This post is mostly for non-union readers who quite understandably are thinking “What’s going on?” and “Where do strikes come from?”
Because after the pause for Her Majesty’s funeral, and with October’s fuel bills putting a wrecking ball through most families’ finances, the wave of industrial unrest is back with a vengeance. Transport, communications, health, education, criminal justice, ……no sector is immune. Immune that is from the cost-of-living crisis and the consequences of our most temporary of PM’s digging a £30bn sized hole in the country’s finances.
Well, the Downing Street line hasn’t changed much since a smaller wave of strikes in 2016. Then, apparently, railworkers, post office employees and airline staff were showing “shared contempt” for “ordinary people” for exercising their legal right to take action in the face of intransigence from employers.

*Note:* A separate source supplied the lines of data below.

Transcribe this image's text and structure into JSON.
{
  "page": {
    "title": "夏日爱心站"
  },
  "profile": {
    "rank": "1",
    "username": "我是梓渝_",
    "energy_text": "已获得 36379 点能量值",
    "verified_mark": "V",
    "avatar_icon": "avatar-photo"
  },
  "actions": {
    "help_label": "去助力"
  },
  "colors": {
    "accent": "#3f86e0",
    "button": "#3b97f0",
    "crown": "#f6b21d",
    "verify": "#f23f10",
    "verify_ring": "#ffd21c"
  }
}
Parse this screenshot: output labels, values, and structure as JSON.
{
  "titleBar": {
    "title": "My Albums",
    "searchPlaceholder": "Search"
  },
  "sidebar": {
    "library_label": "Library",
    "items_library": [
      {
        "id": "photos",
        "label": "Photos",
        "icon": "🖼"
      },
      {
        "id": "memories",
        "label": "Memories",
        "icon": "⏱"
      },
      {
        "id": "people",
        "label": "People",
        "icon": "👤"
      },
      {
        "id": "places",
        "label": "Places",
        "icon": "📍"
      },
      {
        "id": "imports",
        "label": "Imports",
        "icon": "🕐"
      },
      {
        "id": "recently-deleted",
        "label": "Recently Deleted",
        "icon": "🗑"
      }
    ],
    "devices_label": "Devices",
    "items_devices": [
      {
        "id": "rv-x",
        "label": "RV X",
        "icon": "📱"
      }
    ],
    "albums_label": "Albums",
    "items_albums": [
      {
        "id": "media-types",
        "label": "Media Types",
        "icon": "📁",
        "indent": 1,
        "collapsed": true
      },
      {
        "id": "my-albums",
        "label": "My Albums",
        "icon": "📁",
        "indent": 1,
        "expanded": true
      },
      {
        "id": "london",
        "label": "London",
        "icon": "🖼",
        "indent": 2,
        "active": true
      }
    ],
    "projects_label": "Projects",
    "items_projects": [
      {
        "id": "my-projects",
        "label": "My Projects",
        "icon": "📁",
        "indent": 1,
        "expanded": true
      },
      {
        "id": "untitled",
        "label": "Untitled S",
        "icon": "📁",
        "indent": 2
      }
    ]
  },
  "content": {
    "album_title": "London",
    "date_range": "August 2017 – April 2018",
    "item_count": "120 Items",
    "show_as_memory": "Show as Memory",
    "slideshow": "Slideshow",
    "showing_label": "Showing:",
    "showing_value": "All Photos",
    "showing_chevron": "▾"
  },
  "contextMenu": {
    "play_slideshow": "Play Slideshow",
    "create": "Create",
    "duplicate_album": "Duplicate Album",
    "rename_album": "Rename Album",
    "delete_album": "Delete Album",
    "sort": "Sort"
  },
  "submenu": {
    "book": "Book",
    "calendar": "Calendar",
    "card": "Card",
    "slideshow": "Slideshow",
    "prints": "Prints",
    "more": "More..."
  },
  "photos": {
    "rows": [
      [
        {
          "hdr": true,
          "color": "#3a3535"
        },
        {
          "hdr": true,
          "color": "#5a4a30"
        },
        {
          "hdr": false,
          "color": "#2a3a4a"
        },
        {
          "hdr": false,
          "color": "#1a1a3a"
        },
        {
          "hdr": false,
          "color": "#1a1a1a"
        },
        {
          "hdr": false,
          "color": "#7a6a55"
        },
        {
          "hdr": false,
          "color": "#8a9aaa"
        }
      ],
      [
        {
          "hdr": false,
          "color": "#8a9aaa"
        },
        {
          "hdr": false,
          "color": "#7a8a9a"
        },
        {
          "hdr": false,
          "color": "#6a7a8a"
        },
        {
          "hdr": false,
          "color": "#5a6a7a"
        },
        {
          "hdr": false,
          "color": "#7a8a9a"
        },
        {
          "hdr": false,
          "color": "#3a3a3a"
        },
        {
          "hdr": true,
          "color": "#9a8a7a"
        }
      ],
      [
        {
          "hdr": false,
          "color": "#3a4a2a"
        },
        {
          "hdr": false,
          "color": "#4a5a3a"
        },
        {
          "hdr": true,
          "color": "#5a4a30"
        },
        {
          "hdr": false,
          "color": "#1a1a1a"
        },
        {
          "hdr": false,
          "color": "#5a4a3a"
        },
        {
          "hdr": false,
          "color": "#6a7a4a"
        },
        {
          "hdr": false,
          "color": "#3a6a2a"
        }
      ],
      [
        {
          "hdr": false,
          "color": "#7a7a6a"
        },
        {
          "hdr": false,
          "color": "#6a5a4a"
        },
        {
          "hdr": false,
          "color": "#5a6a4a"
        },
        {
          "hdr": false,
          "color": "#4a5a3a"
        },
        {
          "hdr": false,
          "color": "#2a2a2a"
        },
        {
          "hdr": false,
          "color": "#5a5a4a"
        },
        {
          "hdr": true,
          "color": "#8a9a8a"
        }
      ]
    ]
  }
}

Roll forward these last 6 years and what’s the response now? Oh, I know: Let’s legislate for mandatory minimum standards of service and allow agency workers to be used to break strikes. Or ban strikes in “blue light” occupations because, the Prime Minister opines, unions are being “unreasonable”.
Talk about throwing petrol on a fire. Incendiary and inflammable. And counter-productive. And impracticable. And very probably illegal under domestic and international statutes.
But let’s not get preoccupied with what is, or is not, “reasonable “ and get back to first principles to try and understand just what has gone so wrong.
The a notion of “union baron” boogeymen/women, rallying workers to the picket line at a click of their finger is wide of the mark by a country mile.
When a strike happens, it is because any semblance of good industrial relations between workers and employers has failed. Legal strikes require a vote, a high turnout, and a notice period which come after negotiations have broken down. Then the ballot papers land on door-mats and the dynamic changes. A race against time to reach a deal. Things have clearly got to be bad if it’s got to this stage.
As a negotiator, I always tried to avoid industrial action – if I could. It is expensive, a legal minefield. Attitudes harden. People can stop looking for solutions. Strikes destroy relationships between unions and employers. And hard as they are to start, they can be so much more difficult to settle. A particular shout out to ACAS conciliators here for the great work they do.
Talk to RMT or CWU people who are in dispute with Royal Mail. The last thing they want to do is to fail to provide a good service to their customers – but they are sure that the actions of the employer make this impossible anyway.
Look at the antics of Avanti West Coast. Too reliant on rest-day working, cutting two-thirds of the service on main routes to the North West and it’s impossible to book tickets more than a few days before you want to try to travel. The perfect product of inept management and a fundamentally flawed business model.
Look too at Royal Mail. Their CEO is a bit of a keyboard warrior it seems. But every declaration serves only to demonstrate why the CWU secured a thumping – and I mean thumping – majority for industrial action on a very high turnout.
And here’s the key thing: Those on strike are the same “ordinary people” who have bills to pay, packages to send, trains to catch. And these ordinary people feel thoroughly disrespected.
Worse than that, they are scared. Heat or eat is not a metaphor or an easy rhyme. It is an impossible choice for millions this winter. They feel their employer and/or the government are the ones being “unreasonable.”
Because emoloyers can close sites, change contracts, restructure operations, and even line their own pockets. Especially line their pockets as boardroom pay skyrockets while some, P and O, some flagrantly break the law with mass redundancies, and say they would do so again.
It makes meagre pay offers to workers not just not-credible but also insulting.
CityLink directors and Philip Green were notoriously seen to be putting their personal interests ahead of staff as their corporate vessels were going under. The only thing our members have to sell – or to withdraw – is their labour. What else can workers do? What leverage can they exert?
And don’t kid yourself. Being on strike is tough. No money coming in. Long periods when nothing happens. Exposed to the elements – both meteorological and political. Ask the Critchley workers, sacked for simply wanting to join a union and were on strike for over two years.
But the public can be kind. “Good for you”, “Someone has to stand up to ‘em”, “I’d do the same, but we haven’t got a union”. This support – from people who have either been through similar upheavals or who fear they will be next – massively outweighs the abusive tweets and the odd jeer. If you are nervous, fearful, cold and in dispute, that encouragement is priceless.
What we are seeing is a fundamental empathy – between public opinion and fairness. You can’t laud front line workers for keeping the country going during the pandemic, treat the self-same people so poorly, and expect nothing to happen.
“I will stand on the picket line not because I can but because I must” wrote one young trade unionist about being on strike. That seems to sum things up rather well.